You don’t have to be an astronomer to get a larger-than-life view of the latest lunar event. Whether it’s a Summer Solstice full moon or a lunar eclipse, there are plenty of apps that will greatly improve your skygazing abilities. These include night-vision apps that let you trick out your iPhone’s default camera to perform in low-light conditions, an app that helps you see the moon’s exact rise and set times, as well as an app that lets you see a map of the light pollution in your city and find areas with clear skies.
You’ll never have to take another grainy blood moon Instagram photo or miss another rare cosmic event again.
1) Star Chart
Star Chart uses both 3D simulation and GPS technology to show you the location of every current star, moon, and planet visible from the Earth. Just point your device at the night sky, and Star Chart will identify every celestial body. Want to see how the supermoon eclipse looks to stargazers in Nashville, Tennessee, or Cape Town, South Africa? Simply change your location in the settings.
Read more from the Daily Dot:
Star Chart’s Time Shift feature also allows you to scroll 10,000 years in the past or the future.
Star Chart’s Facebook page is regularly updated with stunning videos, visitations, and helpful hints on how to watch upcoming cosmic events.
2) NightCap Pro
Many times objects in nature that appear quite the spectacle to the naked eye end up looking flat, faded, or out of focus through the lens of a camera. This truth applies even more so to iPhone photography, where the camera’s default settings might result in a photo of a blood moon that could easily be a street lamp.
In short, don’t be this guy:
iPhone astrophotgrapher Andrew Symes recommends Night Cap Pro, an app he says will essentially “trick your phone into taking the equivalent of a long exposure.”
3) Scope Nights
Scope Nights is a must-have for any urban stargazer: an astronomy weather app. Using a combination of global and national weather forecasts, Scope Nights helps you find the best time and location for optimal stargazing. The app contains a “dark sky” map, incorporating global light pollution data from NASA, which will help you find the closest location with clear skies.

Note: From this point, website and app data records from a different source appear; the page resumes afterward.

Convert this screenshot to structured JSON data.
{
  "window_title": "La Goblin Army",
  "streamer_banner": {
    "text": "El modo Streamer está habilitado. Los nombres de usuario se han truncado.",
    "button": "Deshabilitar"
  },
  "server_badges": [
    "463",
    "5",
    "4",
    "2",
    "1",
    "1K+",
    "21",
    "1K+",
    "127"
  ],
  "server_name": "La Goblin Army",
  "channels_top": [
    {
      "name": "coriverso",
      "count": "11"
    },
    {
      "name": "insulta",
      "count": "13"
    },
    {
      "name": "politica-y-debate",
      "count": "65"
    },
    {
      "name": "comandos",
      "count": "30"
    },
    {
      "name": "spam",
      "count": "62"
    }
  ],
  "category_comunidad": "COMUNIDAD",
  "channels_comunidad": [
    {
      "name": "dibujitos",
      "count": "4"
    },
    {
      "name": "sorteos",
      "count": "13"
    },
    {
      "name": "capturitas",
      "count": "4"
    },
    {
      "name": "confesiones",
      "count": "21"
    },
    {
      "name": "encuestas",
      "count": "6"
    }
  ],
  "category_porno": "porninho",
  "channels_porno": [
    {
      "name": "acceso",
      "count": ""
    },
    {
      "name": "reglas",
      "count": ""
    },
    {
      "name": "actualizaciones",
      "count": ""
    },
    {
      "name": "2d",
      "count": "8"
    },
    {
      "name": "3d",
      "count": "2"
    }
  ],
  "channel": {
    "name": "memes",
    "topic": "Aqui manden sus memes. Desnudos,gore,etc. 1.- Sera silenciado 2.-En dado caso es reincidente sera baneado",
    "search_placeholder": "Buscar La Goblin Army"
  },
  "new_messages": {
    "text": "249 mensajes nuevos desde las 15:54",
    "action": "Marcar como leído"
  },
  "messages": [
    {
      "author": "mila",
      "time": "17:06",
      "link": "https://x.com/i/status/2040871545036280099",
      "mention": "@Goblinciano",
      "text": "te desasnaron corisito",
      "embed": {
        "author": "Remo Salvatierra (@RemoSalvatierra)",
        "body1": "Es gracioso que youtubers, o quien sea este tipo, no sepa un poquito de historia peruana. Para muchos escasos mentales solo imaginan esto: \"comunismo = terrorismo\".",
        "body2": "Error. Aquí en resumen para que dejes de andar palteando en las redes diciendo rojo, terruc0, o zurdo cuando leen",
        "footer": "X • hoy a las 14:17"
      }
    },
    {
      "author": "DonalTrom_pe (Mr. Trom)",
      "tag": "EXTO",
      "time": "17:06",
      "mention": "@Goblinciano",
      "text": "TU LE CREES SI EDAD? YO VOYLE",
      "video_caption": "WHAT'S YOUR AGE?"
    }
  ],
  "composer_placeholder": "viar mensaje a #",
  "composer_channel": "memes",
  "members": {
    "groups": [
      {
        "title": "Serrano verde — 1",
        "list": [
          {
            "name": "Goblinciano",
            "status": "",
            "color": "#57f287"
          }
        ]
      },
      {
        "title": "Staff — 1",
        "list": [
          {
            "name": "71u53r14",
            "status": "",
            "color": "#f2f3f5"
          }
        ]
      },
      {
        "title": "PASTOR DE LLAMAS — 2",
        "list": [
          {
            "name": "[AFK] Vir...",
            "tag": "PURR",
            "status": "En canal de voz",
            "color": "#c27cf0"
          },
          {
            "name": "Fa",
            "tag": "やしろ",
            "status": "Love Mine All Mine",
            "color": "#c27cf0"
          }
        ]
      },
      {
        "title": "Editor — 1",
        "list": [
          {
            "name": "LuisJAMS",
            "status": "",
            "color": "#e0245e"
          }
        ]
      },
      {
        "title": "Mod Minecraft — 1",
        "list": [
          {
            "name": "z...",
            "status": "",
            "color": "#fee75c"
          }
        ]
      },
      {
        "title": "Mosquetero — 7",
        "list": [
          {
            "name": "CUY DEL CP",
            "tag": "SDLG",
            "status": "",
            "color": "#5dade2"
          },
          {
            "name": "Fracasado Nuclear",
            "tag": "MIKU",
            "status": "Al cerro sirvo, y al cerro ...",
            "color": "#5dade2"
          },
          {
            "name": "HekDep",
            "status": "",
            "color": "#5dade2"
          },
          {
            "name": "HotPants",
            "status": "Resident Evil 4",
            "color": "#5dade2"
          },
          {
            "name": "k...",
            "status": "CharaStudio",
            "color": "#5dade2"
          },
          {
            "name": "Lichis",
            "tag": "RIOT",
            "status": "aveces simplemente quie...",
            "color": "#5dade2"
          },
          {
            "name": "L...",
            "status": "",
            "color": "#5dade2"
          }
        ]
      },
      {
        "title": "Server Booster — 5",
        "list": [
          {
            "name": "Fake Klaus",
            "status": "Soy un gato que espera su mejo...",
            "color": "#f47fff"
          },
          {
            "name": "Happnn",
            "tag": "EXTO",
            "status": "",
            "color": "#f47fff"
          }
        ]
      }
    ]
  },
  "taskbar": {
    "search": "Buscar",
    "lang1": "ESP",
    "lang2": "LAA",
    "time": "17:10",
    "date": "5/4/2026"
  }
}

4) Luna Solaria
Luna Solaria allows you to see rise and set times for both the moon and the sun and chart their precise locations in the sky. The app will allow you to view the moon in real-time. It will also let you know its transit time, or when the moon will be at its highest point in the sky.
Photo via Minda Haas/Flickr (CC BY-SA 2.0)
Amrita Khalid is a technology and politics reporter who specializes in breaking down complex issues into practical, useful terms. A former contributor to CQ, a Congressional news and analysis site, she's currently a master's candidate in international relations at the University of Leeds.